Choosing Your Merchant Account For Your Online Store

by Dog and Rooster, Inc.
Choosing Your Merchant Account For Your Online Store
  • March 31, 2011
  • Website Development, Website Applications, E-Commerce & Shopping Cart

Okay, let me save you the agonizing waiting, nail biting, exasperating waits on the phone and impatient grimaces from your web developer... please apply for your merchant account the minute you start your web development project. I mean, don't even let the ink dry because getting your merchant account set up can be a trying experience no matter who you select as your provider.

Choosing a merchant account provider C4040-221 can be an overwhelming experience. Just try a Google search... egad, how to select?

First, consider only real merchant account providers and stay away from banks. People always turn to their bank, because, well... it's easy, your familiar with your bank, it's related to money, you like the free coffee t hey give when you walk in (oh wait, they don't really do that anymore). In today's high-tech Internet world, banks slog through the waters of the internet like an elephant after dinner and just aren't up to date on the latest technology, especially when it comes to e-commerce and wireless processing. In all likelihood, your bank is outsourcing to a company that specializes in online commerce and knows what they are doing.

Plus, and this is anecdotal evidence, I actually started getting gray hair waiting for the bank to come through with the vital key code I needed to launch the site!

So how do you choose the right merchant account provider?

First and foremost, find a provider that has a proven track record. Not just time in business, reliability and founder experience. Check their Better Business Bureau report. If there are numerous complaints, turn around and walk away. You'll need to take your business elsewhere.

Second, find out if they offer a money back guarantee. This way you can try them out for a period of time and see if what they provide you with matches what they promised. Any reputable merchant account provider will give you a guarantee.

Third, look into their customer service practices and their technical support options. Do they offer a toll free customer service number? What are their customer service hours? Do you have to submit a work request online? Are there actual humans operating the customer support center? Important to know...

Next, and this is a big one, the fees. Make sure they are reasonable, and one of the lower cost options out there. CAUTION: Be careful of those that offer deceptively low rates. If you find a provider offering significantly lower rates than everyone else, then question that in detail and C4040-224 get out the magnifying glass for the contract to spot any hidden fees. After going through a couple of providers as a company, I can tell you there are quite a few creative scaling practices.

You also shouldn't have to pay an application fee, setup fee, installation fee, programming fee or annual fee. Those are a lot of fees that many merchant account providers will try to stick you with. Be careful.

If a company is trying to charge you extraordinarily high equipment prices or if they're trying to push you into a lease, run the other way. Stay away from leases and never pay more for your equipment than what it's worth.

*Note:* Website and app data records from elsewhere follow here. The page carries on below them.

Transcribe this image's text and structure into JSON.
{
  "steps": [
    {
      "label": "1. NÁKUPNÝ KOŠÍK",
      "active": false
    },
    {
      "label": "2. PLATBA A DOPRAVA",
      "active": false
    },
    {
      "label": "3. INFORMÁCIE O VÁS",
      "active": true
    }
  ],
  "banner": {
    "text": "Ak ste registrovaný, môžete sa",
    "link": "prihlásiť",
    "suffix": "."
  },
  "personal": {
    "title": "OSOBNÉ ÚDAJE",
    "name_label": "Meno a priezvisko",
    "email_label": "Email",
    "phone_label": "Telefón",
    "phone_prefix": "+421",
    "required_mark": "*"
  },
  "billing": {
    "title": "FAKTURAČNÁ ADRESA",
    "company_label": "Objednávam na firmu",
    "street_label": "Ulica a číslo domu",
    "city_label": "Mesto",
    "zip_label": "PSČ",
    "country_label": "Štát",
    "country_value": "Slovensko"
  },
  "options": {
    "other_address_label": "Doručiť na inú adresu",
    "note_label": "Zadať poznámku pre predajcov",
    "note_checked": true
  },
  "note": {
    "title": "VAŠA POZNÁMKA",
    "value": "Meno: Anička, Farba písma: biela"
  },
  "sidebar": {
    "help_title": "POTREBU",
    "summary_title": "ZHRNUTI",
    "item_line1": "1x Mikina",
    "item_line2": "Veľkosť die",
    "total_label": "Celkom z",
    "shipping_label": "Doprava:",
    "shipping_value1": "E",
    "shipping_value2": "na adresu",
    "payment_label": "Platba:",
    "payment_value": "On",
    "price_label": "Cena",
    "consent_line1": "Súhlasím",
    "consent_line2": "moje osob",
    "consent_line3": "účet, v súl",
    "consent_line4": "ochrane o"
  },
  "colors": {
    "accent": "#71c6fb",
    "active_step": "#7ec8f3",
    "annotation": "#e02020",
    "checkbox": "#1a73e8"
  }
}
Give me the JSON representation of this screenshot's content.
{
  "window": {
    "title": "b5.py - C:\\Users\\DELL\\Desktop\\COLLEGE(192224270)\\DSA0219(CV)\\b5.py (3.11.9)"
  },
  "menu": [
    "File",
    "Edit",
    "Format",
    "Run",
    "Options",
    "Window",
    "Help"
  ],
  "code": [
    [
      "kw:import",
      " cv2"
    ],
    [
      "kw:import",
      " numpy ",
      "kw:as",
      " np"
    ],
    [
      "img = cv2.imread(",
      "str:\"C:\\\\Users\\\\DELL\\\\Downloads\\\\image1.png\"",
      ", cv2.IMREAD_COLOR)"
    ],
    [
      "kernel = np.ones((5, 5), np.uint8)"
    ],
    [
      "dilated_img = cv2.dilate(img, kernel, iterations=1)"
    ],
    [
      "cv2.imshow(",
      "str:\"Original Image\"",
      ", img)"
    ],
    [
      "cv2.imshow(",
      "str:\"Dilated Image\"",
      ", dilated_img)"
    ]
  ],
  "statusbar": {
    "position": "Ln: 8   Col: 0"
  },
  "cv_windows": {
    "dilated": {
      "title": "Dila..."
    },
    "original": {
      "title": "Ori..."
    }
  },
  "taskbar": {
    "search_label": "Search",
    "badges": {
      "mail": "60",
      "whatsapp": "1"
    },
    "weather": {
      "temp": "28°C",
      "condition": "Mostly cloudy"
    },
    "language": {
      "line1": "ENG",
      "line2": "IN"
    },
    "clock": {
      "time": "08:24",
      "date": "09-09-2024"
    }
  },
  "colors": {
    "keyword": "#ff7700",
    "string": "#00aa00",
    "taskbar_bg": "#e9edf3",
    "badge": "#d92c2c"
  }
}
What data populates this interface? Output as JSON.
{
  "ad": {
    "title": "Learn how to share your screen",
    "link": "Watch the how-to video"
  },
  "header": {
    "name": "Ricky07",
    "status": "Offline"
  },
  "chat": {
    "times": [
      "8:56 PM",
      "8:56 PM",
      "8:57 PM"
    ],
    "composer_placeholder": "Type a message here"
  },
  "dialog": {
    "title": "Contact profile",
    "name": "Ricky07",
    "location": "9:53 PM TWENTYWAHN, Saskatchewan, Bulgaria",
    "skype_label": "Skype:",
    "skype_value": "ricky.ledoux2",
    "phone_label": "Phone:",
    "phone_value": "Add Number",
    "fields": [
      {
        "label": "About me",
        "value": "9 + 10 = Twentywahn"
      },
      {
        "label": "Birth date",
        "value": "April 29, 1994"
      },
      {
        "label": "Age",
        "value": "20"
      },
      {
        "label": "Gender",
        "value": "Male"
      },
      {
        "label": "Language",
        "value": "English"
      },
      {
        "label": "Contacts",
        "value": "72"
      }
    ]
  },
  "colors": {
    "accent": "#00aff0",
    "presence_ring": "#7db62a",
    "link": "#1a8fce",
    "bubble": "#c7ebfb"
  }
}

Competition is fierce enough now that a merchant exists for every business. You want to make sure your merchant account provider fits your requirements, such as international charges (etc). In our experience, our clients who run directory sites or seminar types of business have difficulty getting approved and this can through off the launch time line if you have to apply to another merchant. The merchant just doesn't want to risk and unhappy customer who asks for a charge-back on a service that may be vague. Obviously, if your new Gucci bag is a fake and you want to return it, no problem. But what if you didn't like the seminar and want to "return" it?

Make sure that you're not given a cap in your monthly volume. Imagine that you're having a great month in sales, more than you've ever sold before. Suddenly, you're halfway through the month and you can't accept anymore credit cards. This can be the downfall of your business and it won't be your fault. Or will it? It may be if you didn't check into monthly caps before signing up with your merchant account provider.

So you've done your research, now what do you do? Get on it! Your web developer is waiting for you...